… and private water
The IFC is also planning to increase its investment in Veolia Voda, one of the largest water services companies in the world, raising questions again about the dubious development impact of public institutions providing finance to large Western-owned companies for operations in developing countries. The proposed €50 million ($70 million) will be used for expansion of the company’s water and sanitation operations primarily in less-developed regions of Ukraine and Russia.
The Bank is also planning to lend more to the Senegalese government for water projects, including its contract with a subsidiary of French multinational Bouygues. The $50 million will go towards extending the contract of the private provider in urban areas as well as expanding private sector participation in rural areas. Hawa Ba of the Senegal office of NGO Fahamu noted “The process of privatisation has resulted in the right of access to water … being relegated to a lower level of priority.”

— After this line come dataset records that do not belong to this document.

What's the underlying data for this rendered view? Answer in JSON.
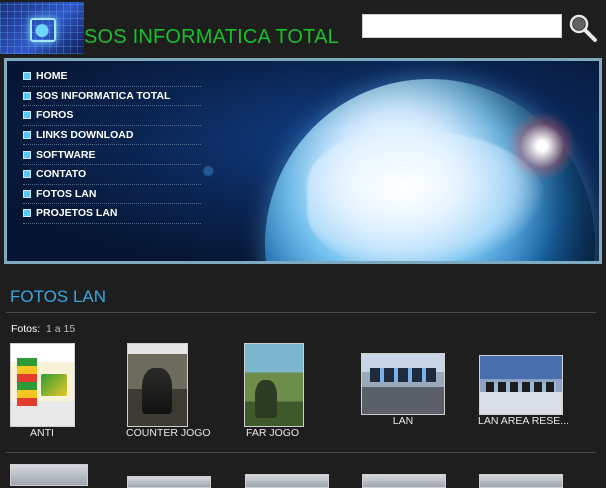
{
  "header": {
    "site_title": "SOS INFORMATICA TOTAL",
    "search": {
      "value": "",
      "placeholder": ""
    },
    "search_icon": "magnifier-icon",
    "logo_icon": "circuit-chip-icon"
  },
  "nav": {
    "items": [
      {
        "label": "HOME"
      },
      {
        "label": "SOS INFORMATICA TOTAL"
      },
      {
        "label": "FOROS"
      },
      {
        "label": "LINKS DOWNLOAD"
      },
      {
        "label": "SOFTWARE"
      },
      {
        "label": "CONTATO"
      },
      {
        "label": "FOTOS LAN"
      },
      {
        "label": "PROJETOS LAN"
      }
    ]
  },
  "section": {
    "title": "FOTOS LAN",
    "fotos_label": "Fotos:",
    "fotos_range": "1 a 15"
  },
  "thumbnails": [
    {
      "caption": "ANTI"
    },
    {
      "caption": "COUNTER JOGO"
    },
    {
      "caption": "FAR JOGO"
    },
    {
      "caption": "LAN"
    },
    {
      "caption": "LAN AREA RESE..."
    }
  ],
  "colors": {
    "background": "#1e1e1e",
    "title_green": "#18c02a",
    "section_blue": "#3aa6e0",
    "banner_border": "#7ea9bf"
  }
}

It also raises the spectre of an “investment gap”. A UNDP International Poverty Centre working paper by Hulya Dagdeviren and Simon Robertson found that water-sector investment by private actors did not offset the declines in public investment in slums in Africa. The paper casts “serious doubt on the potential gains of privatising network utilities in countries where problems of urban planning and development persist. There remain concerns about the pricing and quality of services provided by small-scale water sellers. Ultimately, these concerns can be resolved by investing in the expansion of the public water and sanitation network.”

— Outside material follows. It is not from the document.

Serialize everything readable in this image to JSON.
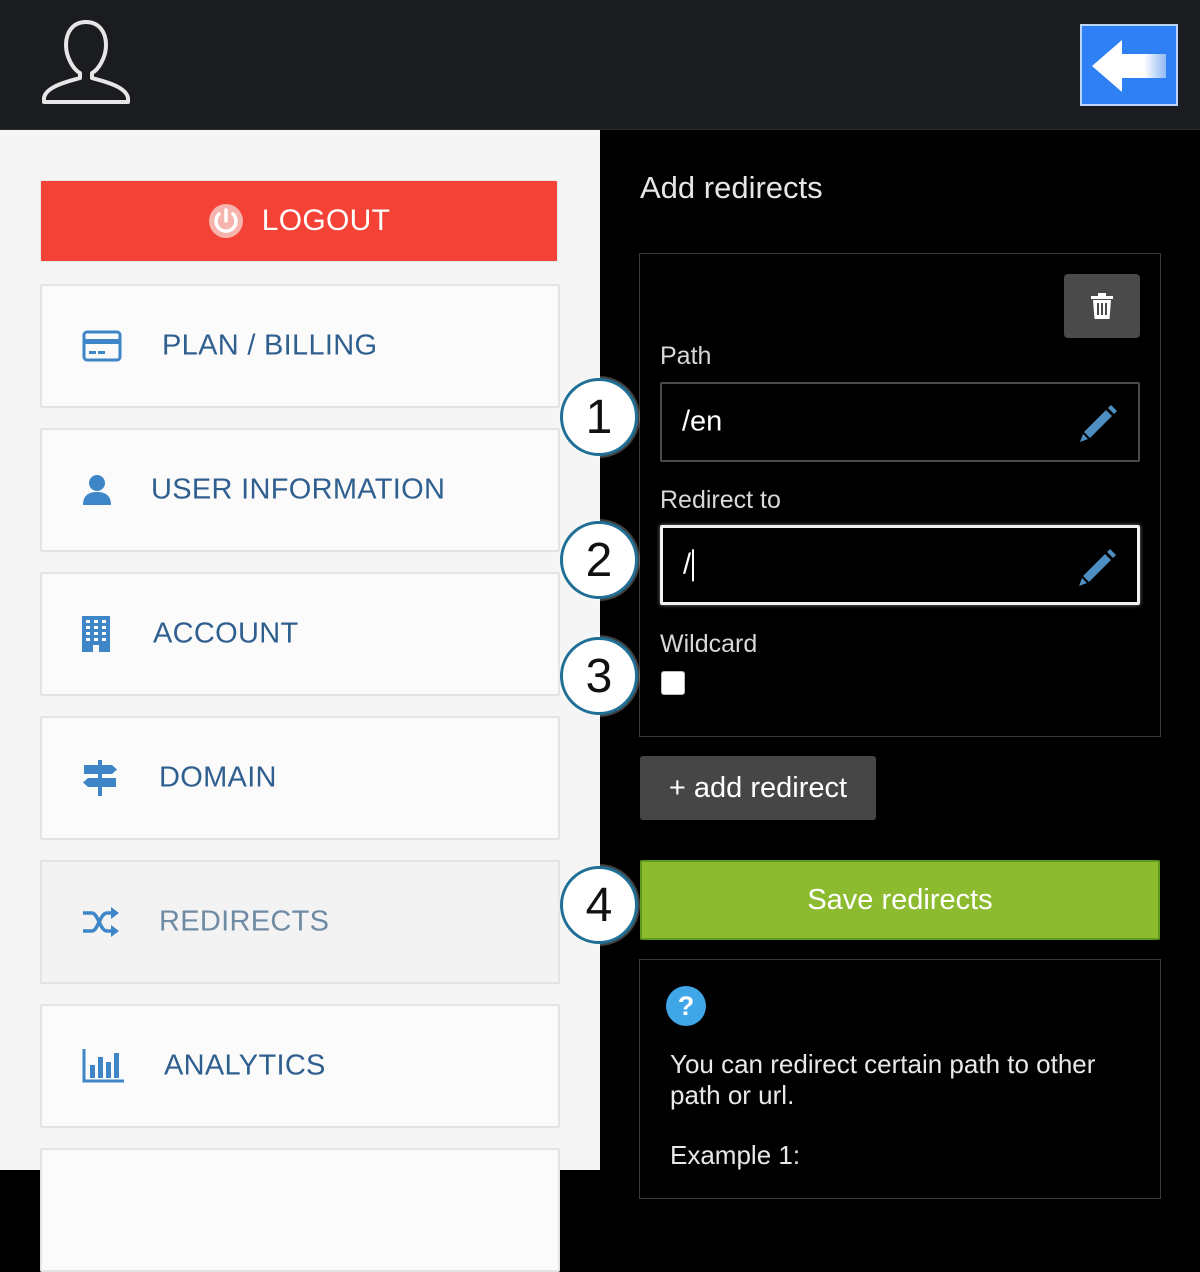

A separate working paper from the same centre authored by Kate Bayliss furthers this argument. She writes that private sector involvement was theoretically to transfer risk and responsibility to the private sector. However the World Bank, IFC and donor initiatives mean that “as a result, on offer to the private sector are the least challenging and most lucrative aspects of delivery, which are tightly ring-fenced and bound by guarantees. … risk is not reduced, it is transferred. As a result, African governments, taxpayers and end-users bear high levels of risk in order to accommodate the priorities of investors.” Bayliss recognises that the frameworks for privatisation have changed and become more flexible but they still do not tackle the underlynig problems. “The efforts being made to bring in the private sector are potentially detracting from the development of long-term, cohesive, integrated government policies. Sectors need a coherent strategy rather than ad hoc attempts at privatisation.”